Please click the checkbox indicating that you have read the full article in order to submit your answers.
Your answers have been saved for later.
You have not filled in all the answers to complete this quiz
The following questions were not answered:
Sorry, you have unsuccessfully completed this CME quiz with a score of
The following questions were not answered correctly:
Commitment to Change (optional):
Indicate what change(s) you will implement in your practice, if any, based on this CME course.
Your quiz results:
The filled radio buttons indicate your responses.
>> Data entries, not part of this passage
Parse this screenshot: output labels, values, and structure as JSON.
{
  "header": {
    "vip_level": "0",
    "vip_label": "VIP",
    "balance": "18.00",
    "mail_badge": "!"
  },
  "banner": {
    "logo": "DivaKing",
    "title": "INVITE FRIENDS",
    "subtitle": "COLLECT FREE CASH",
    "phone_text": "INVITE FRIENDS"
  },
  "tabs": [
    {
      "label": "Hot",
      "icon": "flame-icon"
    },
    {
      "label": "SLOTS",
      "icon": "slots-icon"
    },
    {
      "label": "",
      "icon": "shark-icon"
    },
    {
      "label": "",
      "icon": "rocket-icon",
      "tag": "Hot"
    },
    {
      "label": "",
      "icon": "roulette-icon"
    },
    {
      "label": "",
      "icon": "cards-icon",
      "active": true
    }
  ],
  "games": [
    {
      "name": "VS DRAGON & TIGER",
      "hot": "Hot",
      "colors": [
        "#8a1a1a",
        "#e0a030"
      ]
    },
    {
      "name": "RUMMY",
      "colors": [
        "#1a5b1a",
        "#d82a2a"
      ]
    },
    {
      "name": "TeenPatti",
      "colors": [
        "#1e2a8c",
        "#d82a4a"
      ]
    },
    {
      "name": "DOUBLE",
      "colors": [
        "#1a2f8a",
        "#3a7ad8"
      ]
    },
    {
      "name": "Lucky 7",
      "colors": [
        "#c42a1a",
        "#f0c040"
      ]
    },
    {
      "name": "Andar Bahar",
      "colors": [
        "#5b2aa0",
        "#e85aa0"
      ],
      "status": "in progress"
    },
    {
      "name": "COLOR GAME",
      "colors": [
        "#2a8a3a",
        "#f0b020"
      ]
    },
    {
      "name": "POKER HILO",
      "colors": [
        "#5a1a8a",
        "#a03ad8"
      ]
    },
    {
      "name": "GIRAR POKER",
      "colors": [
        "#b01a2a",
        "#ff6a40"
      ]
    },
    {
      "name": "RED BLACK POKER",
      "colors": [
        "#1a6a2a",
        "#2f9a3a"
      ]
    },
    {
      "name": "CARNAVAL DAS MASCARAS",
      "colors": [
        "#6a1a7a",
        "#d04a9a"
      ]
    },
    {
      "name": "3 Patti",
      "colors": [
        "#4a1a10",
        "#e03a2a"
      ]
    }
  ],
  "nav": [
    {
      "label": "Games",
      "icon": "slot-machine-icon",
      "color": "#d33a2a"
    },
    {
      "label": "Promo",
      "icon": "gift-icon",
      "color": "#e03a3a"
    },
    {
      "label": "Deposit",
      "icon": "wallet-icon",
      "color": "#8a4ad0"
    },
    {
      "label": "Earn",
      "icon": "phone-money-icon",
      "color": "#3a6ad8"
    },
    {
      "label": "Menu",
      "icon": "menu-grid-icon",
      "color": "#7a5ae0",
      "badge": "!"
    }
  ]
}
The preferred responses are highlighted
For CME Course: A Proposed Model for Initial Assessment and Management of Acute Heart Failure Syndromes
Indicate what changes(s) you will implement in your practice, if any, based on this CME course.

Multimedia

Some tools below are only available to our subscribers or users with an online account.

5,077 Views
8 Citations
×

Related Content

Customize your page view by dragging & repositioning the boxes below.

Articles Related By Topic
Related Collections
PubMed Articles
Jobs
JAMAevidence.com

The Rational Clinical Examination: Evidence-Based Clinical Diagnosis
Quick Reference

The Rational Clinical Examination: Evidence-Based Clinical Diagnosis
Quick Reference